  2. I'll read it. Analysis IS lonely work, so much so that I left my analyst (who I liked and admired) and ventured on alone. (Long story; I've always loved that witticism: "If you leave me, can I come too?"). I'm glad you liked this. And the Ruesch and Kees book is fascinating and gives a whole new view into Kees' mind. As for the Villa Khnopff, it speaks volumes for itself in silence. The linked article, which was published in the early 20th century, is fascinating. Khnopff's a "whole other thing," a fascinating precinct where the mind can wander. Curtis

  3. Curtis,

    Some mornings I am disconcerted by the relevance of your posts to things I have just been thinking. Moments before I read this I was ruminating on the way in which the world seems to murmur incessantly in a language I understand but cannot translate into any written tongue. I feel a kind of secret pride that I understand this language (after all, it's mine), but also anxious frustration that I cannot translate it. And then I thought about how deeply this picture of things, of understanding and not understanding, connects to my sense of various people in my life.

    Speaking of one of which, the interiors remind me of Wittgenstein's world. The house he designed for his sister in Vienna was of course much more severe, but it sings in the same key.


    It's lonely work all right, but don't be discouraged! For what it's worth, I think the value of this particular effort is directly proportional to the sense of its difficulty. I do hope you'll share your blog.


  4. Funny, I thought of Wittgenstein's world also. As I mentioned above, the linked article is worth checking out. I'm glad this reached you. The Ruesch/Kees book is available for popular prices on and the photos (especially) really get the imagination going. Considering the fact that Kees left a rather meager, in terms of size, body of poetic work, it's both desirable and useful to supplement it by checking out his work in other media. The photos are very curious. The sun is now shining, the printer now has paper, so I can....draft. Ugh. Curtis

  5. Thank you for the encouragement, Chris!

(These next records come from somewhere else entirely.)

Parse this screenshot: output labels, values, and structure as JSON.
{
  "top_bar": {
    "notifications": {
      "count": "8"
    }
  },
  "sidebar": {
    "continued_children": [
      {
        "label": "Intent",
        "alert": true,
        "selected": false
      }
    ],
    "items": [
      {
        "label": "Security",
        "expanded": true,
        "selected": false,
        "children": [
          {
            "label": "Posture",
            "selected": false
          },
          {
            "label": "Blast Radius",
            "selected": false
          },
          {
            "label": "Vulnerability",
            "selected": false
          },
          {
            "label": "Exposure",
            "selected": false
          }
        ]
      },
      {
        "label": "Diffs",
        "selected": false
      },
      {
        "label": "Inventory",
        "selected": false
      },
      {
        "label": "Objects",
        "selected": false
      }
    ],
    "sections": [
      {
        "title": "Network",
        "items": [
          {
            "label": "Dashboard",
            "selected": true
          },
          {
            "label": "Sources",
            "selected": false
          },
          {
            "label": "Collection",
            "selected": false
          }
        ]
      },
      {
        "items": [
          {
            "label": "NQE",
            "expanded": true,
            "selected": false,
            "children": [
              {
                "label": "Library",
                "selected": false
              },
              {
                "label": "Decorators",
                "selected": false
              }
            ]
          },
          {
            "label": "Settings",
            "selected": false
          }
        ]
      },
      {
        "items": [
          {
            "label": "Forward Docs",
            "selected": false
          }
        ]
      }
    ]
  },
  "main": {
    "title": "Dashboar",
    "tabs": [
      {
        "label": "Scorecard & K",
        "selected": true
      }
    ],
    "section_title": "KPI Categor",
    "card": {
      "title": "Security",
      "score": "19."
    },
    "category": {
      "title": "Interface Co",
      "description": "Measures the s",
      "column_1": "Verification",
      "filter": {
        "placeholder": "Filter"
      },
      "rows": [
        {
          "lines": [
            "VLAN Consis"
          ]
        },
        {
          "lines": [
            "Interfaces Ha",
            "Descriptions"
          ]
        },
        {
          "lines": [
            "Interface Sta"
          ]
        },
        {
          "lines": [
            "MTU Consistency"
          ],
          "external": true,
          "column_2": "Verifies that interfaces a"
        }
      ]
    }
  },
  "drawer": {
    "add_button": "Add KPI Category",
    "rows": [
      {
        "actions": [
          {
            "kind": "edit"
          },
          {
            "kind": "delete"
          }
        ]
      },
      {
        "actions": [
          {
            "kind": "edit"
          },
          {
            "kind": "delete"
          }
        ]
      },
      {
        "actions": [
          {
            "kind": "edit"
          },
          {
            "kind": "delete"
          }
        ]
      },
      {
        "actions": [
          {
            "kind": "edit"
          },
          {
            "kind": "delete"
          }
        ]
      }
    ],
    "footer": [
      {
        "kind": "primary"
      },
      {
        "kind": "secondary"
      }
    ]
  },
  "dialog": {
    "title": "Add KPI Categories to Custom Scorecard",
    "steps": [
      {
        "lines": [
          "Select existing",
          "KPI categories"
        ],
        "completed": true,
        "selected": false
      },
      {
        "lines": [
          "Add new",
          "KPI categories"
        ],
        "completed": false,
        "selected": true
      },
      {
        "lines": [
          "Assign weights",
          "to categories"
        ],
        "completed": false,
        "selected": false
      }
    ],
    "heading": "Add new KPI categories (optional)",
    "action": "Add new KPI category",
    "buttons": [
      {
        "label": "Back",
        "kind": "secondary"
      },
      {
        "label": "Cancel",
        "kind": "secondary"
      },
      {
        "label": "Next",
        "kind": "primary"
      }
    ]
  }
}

I do agree with your assessment regarding the value/difficulty(effort) ratio. Nell

  6. Compared to the extraordinary ACravan, Curtis, my blog is quite a pitiful specimen. In fact, compared to all of the blogs I've read, mine is a rather plain, bare bones, austere page. In part, it's due to my lack of Blogger skills. Furthermore, it's very strange writing into the ether, and I am a somewhat self-conscious writer. But, it's also oddly engrossing.

    Curtis and Chris:

    If you'd ever like to take a look, the link is: